  • Sweatshops: Wal-Mart admits that nearly 80% of its outsourcing factories have serious labor rights problems.

None of this has slowed Wal-Mart's growth. To bring the growth rates to life, consider this:

If Wal-Mart grows in the next eight years as it has in the previous eight, it will control 100% of general merchandise sales in the United States; if it grows in the next 16 years as it has in the previous 16 years, it will control all of the non-auto retailing volume in the United States; if the same growth pattern for the next 24 years is like the previous 24 years, Wal-Mart will control all of the county's Gross Domestic Product.

That may have seemed like a joke in 1994, but Wal-Mart now has more sales than the Gross Domestic Product of Israel, Greece, Ireland and Egypt. A Price Waterhouse report says that by the year 2005 just 10 companies, including Wal-Mart, will control 50% of food store sales.

Thank goodness for dedicated people like Al Norman who have made it their life's work to stop the madness. He helps Home Town America fight back. Now you know who ya gonna call.

4 comments:

Jay Denari said...

Wow. I knew SprawlMart was evil, but not quite this evil.

Why aren't these people arrested and charged under the RICO statutes?!?

Liz Logan said...

Ditto. That site was an eye opener.

Folks do use the legal system to block the big box stores. Some towns have developed laws that limit the footprint, for example. There are lots of encouraging stories of fighting back in the articles section.

UNplanner said...

Some states also afford you better protection than others. California's environmental laws make it difficult--but not impossible--for contreversial projects like walmart from passing.

You gotta have deep pockets to play the game in this state, and even Walmart chalks up points in the Loss Column.

Walmart's California Supercenter strategy circa 2000: Open 40 supercenters across the state. Open so far: maybe 10% of that figure. Some have been scaled back and other defeated.

Notable defeats: 2004, Inglewood. Walmart loses a special election it instigated to build a super walmart in that downtrodden community. City council had previously rejected that project.

2004, Bakersfield. Walmart loses a big lawsuit when the 5th district finds its EIR's invalid on BOTH of its proposed 2 supercenter projects. City is forced to redo the process and STOP all construction in progress. Walmart is left with one store with a poured slab foundation and the other half completed. The earliest they could conceivably open up is next year.

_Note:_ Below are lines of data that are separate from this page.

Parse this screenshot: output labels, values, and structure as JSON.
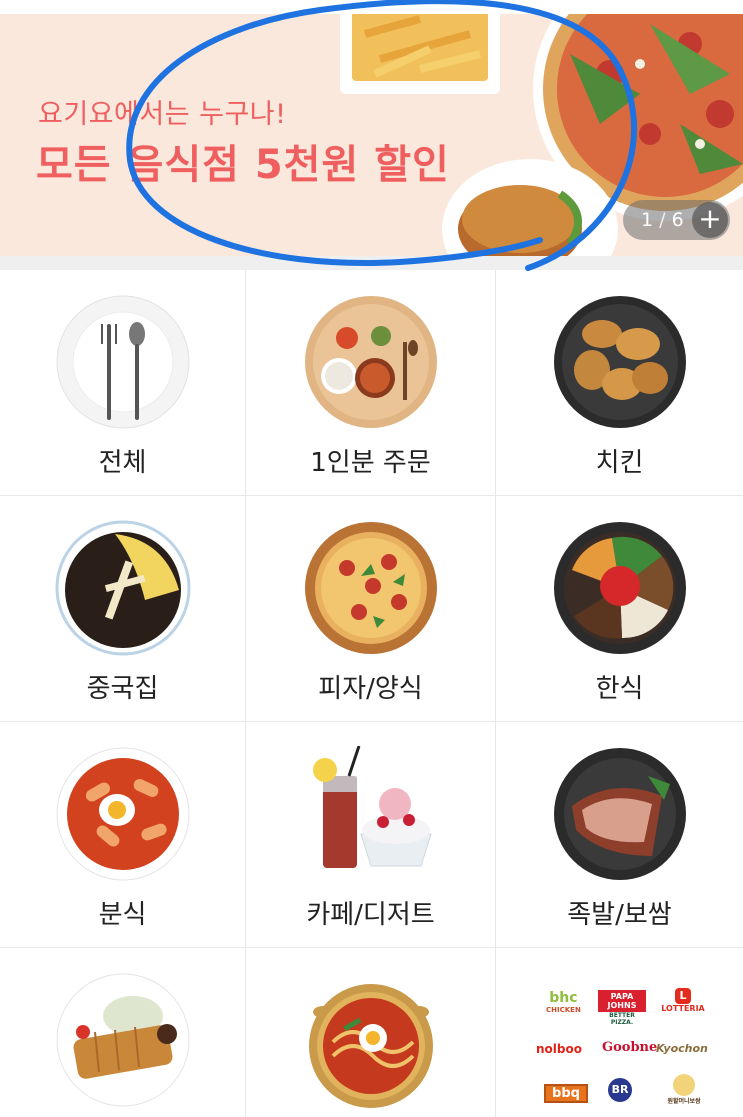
{
  "banner": {
    "subtitle": "요기요에서는 누구나!",
    "title": "모든 음식점 5천원 할인",
    "pager_current": "1",
    "pager_separator": "/",
    "pager_total": "6",
    "pager_plus": "+",
    "accent_color": "#ef5f5f"
  },
  "categories": [
    {
      "label": "전체",
      "icon": "utensils-plate-icon"
    },
    {
      "label": "1인분 주문",
      "icon": "single-meal-tray-icon"
    },
    {
      "label": "치킨",
      "icon": "fried-chicken-icon"
    },
    {
      "label": "중국집",
      "icon": "jajangmyeon-icon"
    },
    {
      "label": "피자/양식",
      "icon": "pizza-icon"
    },
    {
      "label": "한식",
      "icon": "bibimbap-icon"
    },
    {
      "label": "분식",
      "icon": "tteokbokki-icon"
    },
    {
      "label": "카페/디저트",
      "icon": "dessert-drink-icon"
    },
    {
      "label": "족발/보쌈",
      "icon": "jokbal-icon"
    },
    {
      "label": "",
      "icon": "tonkatsu-icon"
    },
    {
      "label": "",
      "icon": "ramen-pot-icon"
    },
    {
      "label": "",
      "icon": "franchise-logos-icon"
    }
  ],
  "franchise_logos": {
    "bhc": "bhc",
    "bhc_sub": "CHICKEN",
    "papajohns": "PAPA JOHNS",
    "papajohns_sub": "BETTER PIZZA.",
    "lotteria": "LOTTERIA",
    "lotteria_mark": "L",
    "nolboo": "nolboo",
    "goobne": "Goobne",
    "kyochon": "Kyochon",
    "bbq": "bbq",
    "br": "BR",
    "bossam": "원할머니보쌈"
  }
}
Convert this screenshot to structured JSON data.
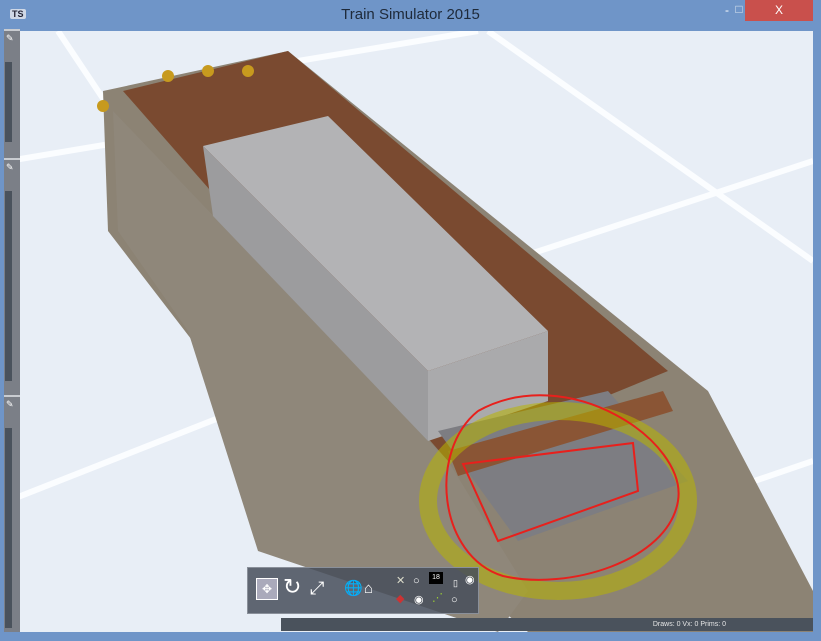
{
  "window": {
    "title": "Train Simulator 2015",
    "app_icon": "TS",
    "minimize": "-",
    "maximize": "□",
    "close": "X"
  },
  "toolbar": {
    "counter": "18",
    "icons": [
      "move-icon",
      "rotate-icon",
      "scale-icon",
      "globe-icon",
      "home-icon",
      "track-icon",
      "radio-icon",
      "camera-icon",
      "signal-icon",
      "spline-icon"
    ]
  },
  "status": {
    "text": "Draws: 0 Vx: 0 Prims: 0"
  },
  "colors": {
    "titlebar": "#6f95c8",
    "close": "#c9504c",
    "annotation": "#e8201c",
    "highlight": "#b8b400"
  }
}
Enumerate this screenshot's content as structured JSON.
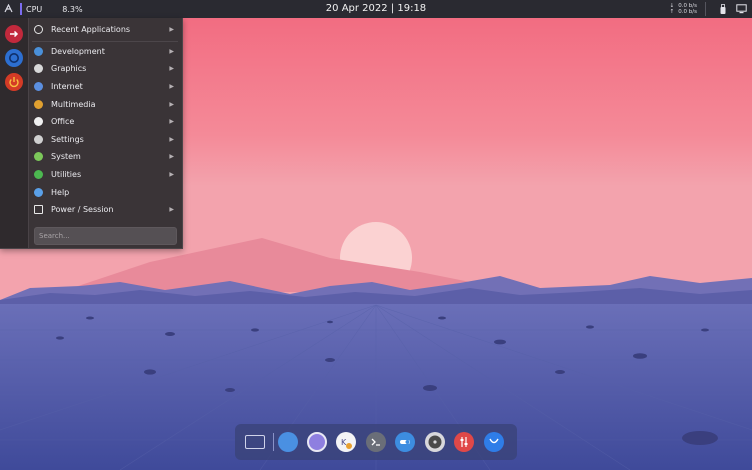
{
  "top_panel": {
    "launcher_icon": "app-launcher-icon",
    "cpu_label": "CPU",
    "cpu_value": "8.3%",
    "clock": "20 Apr 2022 | 19:18",
    "net_down_value": "0.0 b/s",
    "net_up_value": "0.0 b/s",
    "tray_icons": [
      "usb-icon",
      "display-icon"
    ]
  },
  "app_menu": {
    "side_buttons": [
      "logout-icon",
      "settings-icon",
      "power-icon"
    ],
    "items": [
      {
        "label": "Recent Applications",
        "icon": "clock-icon",
        "color": "#e8e8e8"
      },
      {
        "label": "Development",
        "icon": "development-icon",
        "color": "#4a90d9"
      },
      {
        "label": "Graphics",
        "icon": "graphics-icon",
        "color": "#d8d8d8"
      },
      {
        "label": "Internet",
        "icon": "internet-icon",
        "color": "#5b8fe0"
      },
      {
        "label": "Multimedia",
        "icon": "multimedia-icon",
        "color": "#e0a030"
      },
      {
        "label": "Office",
        "icon": "office-icon",
        "color": "#f0f0f0"
      },
      {
        "label": "Settings",
        "icon": "settings-icon",
        "color": "#d0d0d0"
      },
      {
        "label": "System",
        "icon": "system-icon",
        "color": "#7cc85a"
      },
      {
        "label": "Utilities",
        "icon": "utilities-icon",
        "color": "#4cb850"
      },
      {
        "label": "Help",
        "icon": "help-icon",
        "color": "#5aa0e8"
      },
      {
        "label": "Power / Session",
        "icon": "power-session-icon",
        "color": "#e8e8e8"
      }
    ],
    "search_placeholder": "Search..."
  },
  "dock": {
    "items": [
      {
        "name": "show-desktop-icon",
        "color": "#cfd3ea"
      },
      {
        "name": "file-manager-icon",
        "color": "#4a90e2"
      },
      {
        "name": "web-browser-icon",
        "color": "#8e7fe0"
      },
      {
        "name": "software-center-icon",
        "color": "#f4f4f6"
      },
      {
        "name": "terminal-icon",
        "color": "#6a6e78"
      },
      {
        "name": "system-settings-icon",
        "color": "#3d8de0"
      },
      {
        "name": "disk-utility-icon",
        "color": "#6b6b6b"
      },
      {
        "name": "mixer-icon",
        "color": "#e04848"
      },
      {
        "name": "app-store-icon",
        "color": "#2f7de8"
      }
    ]
  }
}
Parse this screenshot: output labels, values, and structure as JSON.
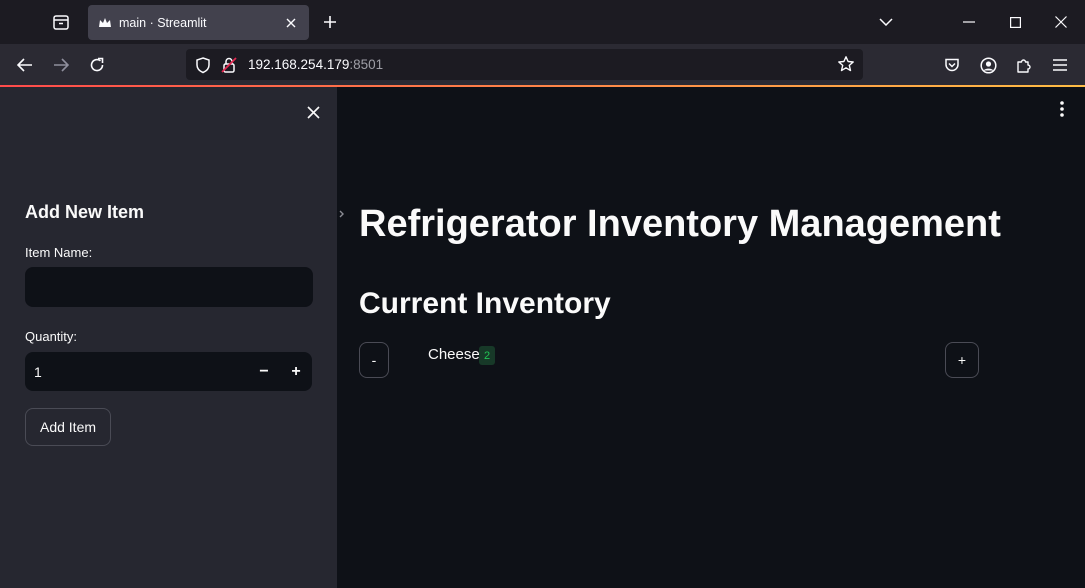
{
  "browser": {
    "tab_title": "main · Streamlit",
    "url_host": "192.168.254.179",
    "url_port": ":8501"
  },
  "sidebar": {
    "heading": "Add New Item",
    "item_name_label": "Item Name:",
    "item_name_value": "",
    "quantity_label": "Quantity:",
    "quantity_value": "1",
    "decrement_label": "−",
    "increment_label": "+",
    "add_button_label": "Add Item"
  },
  "main": {
    "title": "Refrigerator Inventory Management",
    "section_title": "Current Inventory",
    "items": [
      {
        "name": "Cheese",
        "quantity": "2",
        "minus_label": "-",
        "plus_label": "+"
      }
    ]
  },
  "colors": {
    "background": "#0e1117",
    "sidebar": "#262730",
    "text": "#fafafa",
    "badge_text": "#21c354",
    "accent": "#ff4b4b"
  }
}
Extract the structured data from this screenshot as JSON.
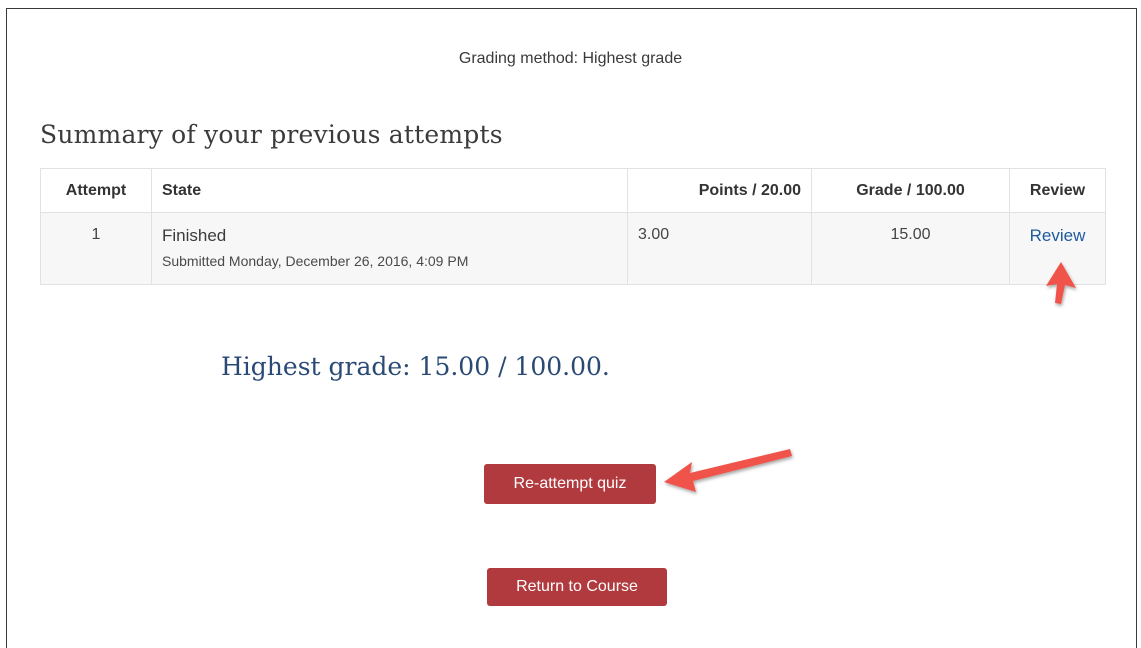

2003-present. Visalia. Walmart has had ongoing difficulties even securing a property to seek a permit on. Existing walmart site footprint constrained. Walmart picks first location. Community protest due to traffic, a hostile planning commission (site was not zoned for that type of commercial)and the fact it is only 5 miles from an existing walmart (which it would canabalize sales from). Walmart withdraws, looks at second site. Determines that locating near an industrial park not a wise choice. Picks third site only to have landowner pull a fast one and sign with another developer. So what do they do now? Back to looking at expanding existing site, which will require demolishing an office and a church. Fortunately, the office is now mostly vacant and the church, pro walmart. Not a done deal by a long shot.

So you see, they are not invincible. Still, even in california, if you have deep enough pockets you can pretty much over come.

Jay Denari said...

the fact it is only 5 miles from an existing walmart

That's something I've never understood about their building "philosophy" (if it deserves that word): they seem to do this all the time! Just two towns from here, they're building one despite a lot of opposition. They already have one in my town, and their whole policy is to build, let the older ones go under, and refuse to sell the vacant stores so some other business(es) can reuse them responsibly. Presumably, they also write the vacant branches off their taxes, so each new building adds to OUR social service and infrastructure burden from both directions (ie in the tax breaks they usually get for building and in the amount of taxes we pay to make up for the taxes they don't pay on vacant places).